Thank you to everyone involved in this ride, thank you to Kezza for the pep talks, and thank you to our riding partners too. I couldn’t have asked for better. Endurance is so friendly and the people are so helpful – Durham & Teesside group had managed to get so many smiling helpers on the way round, and lots of people said how nice it was to see me on a horse for a change. And rides like this one are so good for young horses – lots for them to see and do without over facing them. Wolf was an absolute star – every ride we’ve done he’s felt more established, and today he was motoring.

I will be wearing this insane grin for a good few days yet.

24 May 2015 – Brough Park 20km pleasure ride

11 April 2015: West Riding Coaching Day

As a group we’ve decided to mix our coaching sessions up a bit this year, and have people from outside the endurance world come and coach us too. A bit of cross training never did anyone any harm. Today was the turn of Evie O’Keeffe, who is a Trec GB instructor, and she was going to show us how to have fun with obstacles.

Wolf and I were in the first session, which was specifically geared towards green youngsters. Evie was very patient and built Wolf’s confidence up steadily. He was soon tackling the obstacles like an old pro.



I’m just so chuffed with him today. I reckon he could have a half decent bash at a Trec competition if we were so inclined.

Kezza videoed the sessions too: https://youtu.be/x17Lbis9yic

Big hugs for Wolf:


(Thanks to Ruth O’Keeffe for the photos)

11 April 2015: West Riding Coaching Day

21 September 2014: White Horse Wander

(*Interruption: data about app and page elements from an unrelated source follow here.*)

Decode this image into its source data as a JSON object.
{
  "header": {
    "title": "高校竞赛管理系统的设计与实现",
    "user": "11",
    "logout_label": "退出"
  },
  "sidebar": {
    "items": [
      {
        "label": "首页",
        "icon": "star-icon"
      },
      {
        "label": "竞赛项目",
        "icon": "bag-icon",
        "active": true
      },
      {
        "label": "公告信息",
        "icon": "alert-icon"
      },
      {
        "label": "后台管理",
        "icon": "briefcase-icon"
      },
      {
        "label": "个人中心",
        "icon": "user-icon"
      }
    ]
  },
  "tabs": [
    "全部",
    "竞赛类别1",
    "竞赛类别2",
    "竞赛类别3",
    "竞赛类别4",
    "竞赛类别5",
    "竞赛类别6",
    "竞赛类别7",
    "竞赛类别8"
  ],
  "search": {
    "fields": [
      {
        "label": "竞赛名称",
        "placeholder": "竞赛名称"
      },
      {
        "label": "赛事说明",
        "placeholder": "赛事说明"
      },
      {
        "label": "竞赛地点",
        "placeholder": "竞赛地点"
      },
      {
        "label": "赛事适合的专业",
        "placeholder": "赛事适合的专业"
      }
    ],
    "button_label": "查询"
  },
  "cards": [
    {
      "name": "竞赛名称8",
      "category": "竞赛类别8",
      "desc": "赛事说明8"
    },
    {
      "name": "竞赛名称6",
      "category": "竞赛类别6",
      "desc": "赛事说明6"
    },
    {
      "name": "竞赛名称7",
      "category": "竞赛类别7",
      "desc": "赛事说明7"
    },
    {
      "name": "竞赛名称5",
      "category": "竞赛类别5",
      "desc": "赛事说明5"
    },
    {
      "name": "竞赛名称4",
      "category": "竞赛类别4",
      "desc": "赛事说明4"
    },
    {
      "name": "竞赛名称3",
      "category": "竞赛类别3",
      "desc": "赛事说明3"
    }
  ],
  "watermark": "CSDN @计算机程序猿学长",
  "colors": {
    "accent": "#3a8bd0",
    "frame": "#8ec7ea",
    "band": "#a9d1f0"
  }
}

We did a couple of little social rides last year when he was 4yo, and I wanted something quiet for Wolf’s first pleasure ride where there were national rides going on alongside. The White Horse Wander, which goes up and down the escarpment at Sutton Bank near the White Horse, looked to be a good bet, as I figured he may calm his knickers with a few hills. He has been a bit wired at home lately so I really didn’t know how this one was going to go. Tigs and the wonderful Monkey kindly offered their experienced schoolmaster escort services as they were quite happy to go slow and steady with us.

Anyhow, we arrived and all was calm. So off for our first ever trot up….which was a little ‘forwards’.

He felt a little bit eek when I got on, and had the obligatory spook at the banner by the start. After tritty trotting through the woodland, the route soon took us upwards…and upwards…..and upwards….. At this point Wolf was starting to wonder where the number was for ‘ponyline’ as big hills definitely wasn’t on his agenda. We were right next to the Sutton Bank road at this point so he was gawking at the motorbikes too. But once it leveled out he got his wind back and was back to bimbling along with his ears pricked.

One thing I’d forgotten about Sutton Bank was that there is a gliding club at the top. Although Wolf didn’t bat an eyelid at them as they soared overhead. He didn’t even bat an eyelid when we climbed back up the bank and ended up riding right next to the runway where they were taking off.

And the white horse was pretty cool. All too soon we were back:


The vet was quiet so she said she’d take his pulse, and he was very good for that too. Considering we hadn’t even tried to get his pulse down as it was only a pleasure ride, he finished on 46 which wasn’t bad at all.

One last trot up, and he trotted like an old pro. We’d passed our very first vetted ride, and I couldn’t be more proud

Thanks to NE Yorks Group of EGB for a great ride. Lots for Wolf to think about, but not too much pressure.

21 September 2014: White Horse Wander